Pterapogon kauderni - The Banggai or Kaudern's Cardinalfish is a highly unusual fish in appearance, behavior, reproductive strategy, lifestyle, and history.
Feel good about where your fish come from when you choose these captive bred specimens. The Banggai Cardinalfish is unique in that it is endangered on the IUCN Red List, however, it is also invasive in some areas. Because it's so easy to capture, its native population continues to dwindle, and unfortunately, the populations that are invasive outside its native range lack the genetic diversity of its native population.
Although it doesn't require them for survival in captivity, the Banggai Cardinalfish lives among venomous long spined urchins and long tentacle anemones in the wild. This relationship with venomous animals allows it to conserve energy by spending most of its time hovering near its hosts. As a result, it's not a very strong swimmer. These characteristics make it visible and bold in home aquariums once acclimated to proper environments, which is part of its pet-appeal.
Wild Banggai Cardinalfish are picky eaters in home tanks, but captive bred Banggais are easier to feed. Currently, these are feeding on 0.8mm DKI pellets and frozen brine shrimp. We recommend frequent feedings of a varied diet of frozen meaty foods and Easy Reefs DKI pellets and Masstick.
If you are interested in breeding marine fish, Banggai Cardinals are arguably the easiest saltwater species to breed in captivity - even easier than clownfish! The male broods the fertilized eggs in his mouth, and then spits out a small number of [relatively] large fry. The fry can be started on newly hatched, enriched Artemia. Many breeders fashion fake urchins using black zip ties for their Banggai fry to feel safe.
The ideal tank size for a single or pair is 30 gallons or larger, though bigger shoals can be kept in larger tanks with plenty of space and territory. It may seem counterintuitive, but offering plenty of safe hiding places encourages these outgoing fish to spend their time in the water column where they are nearly always visible to observers. Their very peaceful nature puts them at risk of bullying from more aggressive species, so they do best with only other peaceful fish.

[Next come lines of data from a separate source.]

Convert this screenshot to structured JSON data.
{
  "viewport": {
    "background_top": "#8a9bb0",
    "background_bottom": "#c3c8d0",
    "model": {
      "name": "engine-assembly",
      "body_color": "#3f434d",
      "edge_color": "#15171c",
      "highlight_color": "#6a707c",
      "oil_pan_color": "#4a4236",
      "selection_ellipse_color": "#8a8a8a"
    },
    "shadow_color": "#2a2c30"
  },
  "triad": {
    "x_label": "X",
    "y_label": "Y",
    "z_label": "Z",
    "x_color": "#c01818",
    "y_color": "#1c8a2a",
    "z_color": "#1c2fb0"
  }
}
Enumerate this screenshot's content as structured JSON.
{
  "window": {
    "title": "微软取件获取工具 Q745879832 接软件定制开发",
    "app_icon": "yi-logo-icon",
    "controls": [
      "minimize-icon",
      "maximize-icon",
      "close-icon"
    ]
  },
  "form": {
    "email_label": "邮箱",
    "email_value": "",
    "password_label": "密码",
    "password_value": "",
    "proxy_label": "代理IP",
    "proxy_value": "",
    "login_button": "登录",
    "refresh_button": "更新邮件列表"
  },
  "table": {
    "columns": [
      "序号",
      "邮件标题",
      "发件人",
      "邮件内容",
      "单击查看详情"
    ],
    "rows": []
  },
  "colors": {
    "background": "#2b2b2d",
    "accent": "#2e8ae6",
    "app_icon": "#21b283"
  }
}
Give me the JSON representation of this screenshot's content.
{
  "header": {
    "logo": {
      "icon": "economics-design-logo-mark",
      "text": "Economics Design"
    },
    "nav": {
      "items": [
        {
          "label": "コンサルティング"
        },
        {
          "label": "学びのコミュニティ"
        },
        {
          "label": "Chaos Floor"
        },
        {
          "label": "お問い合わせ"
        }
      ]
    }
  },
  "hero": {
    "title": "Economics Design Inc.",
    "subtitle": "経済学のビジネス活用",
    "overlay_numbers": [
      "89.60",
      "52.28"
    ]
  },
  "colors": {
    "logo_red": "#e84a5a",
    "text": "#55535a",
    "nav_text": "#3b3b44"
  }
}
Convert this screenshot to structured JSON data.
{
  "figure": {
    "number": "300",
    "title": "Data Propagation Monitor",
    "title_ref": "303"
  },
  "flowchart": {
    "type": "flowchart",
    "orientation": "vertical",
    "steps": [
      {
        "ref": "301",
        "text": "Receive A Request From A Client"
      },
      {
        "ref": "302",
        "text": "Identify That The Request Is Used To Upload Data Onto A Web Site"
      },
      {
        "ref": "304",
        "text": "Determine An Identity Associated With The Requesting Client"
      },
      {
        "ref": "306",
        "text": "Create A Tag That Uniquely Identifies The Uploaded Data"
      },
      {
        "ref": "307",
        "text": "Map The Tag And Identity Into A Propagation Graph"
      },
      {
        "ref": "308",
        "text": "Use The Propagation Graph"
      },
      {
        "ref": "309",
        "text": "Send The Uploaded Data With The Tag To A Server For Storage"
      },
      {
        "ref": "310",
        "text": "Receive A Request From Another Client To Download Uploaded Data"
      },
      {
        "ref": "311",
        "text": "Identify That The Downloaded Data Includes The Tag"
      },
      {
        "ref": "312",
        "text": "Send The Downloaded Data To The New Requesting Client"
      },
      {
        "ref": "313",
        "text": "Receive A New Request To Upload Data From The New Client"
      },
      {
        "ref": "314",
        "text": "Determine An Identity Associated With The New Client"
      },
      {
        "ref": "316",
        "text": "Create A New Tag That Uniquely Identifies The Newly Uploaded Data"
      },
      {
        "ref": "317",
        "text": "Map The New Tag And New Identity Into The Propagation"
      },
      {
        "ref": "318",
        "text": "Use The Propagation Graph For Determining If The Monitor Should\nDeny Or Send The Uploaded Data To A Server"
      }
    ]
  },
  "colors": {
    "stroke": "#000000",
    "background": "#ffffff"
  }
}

They are reef safe; only the smallest shrimp (like young sexy shrimp) are at risk of being eaten by large adults, which typically grow to 3" in captivity.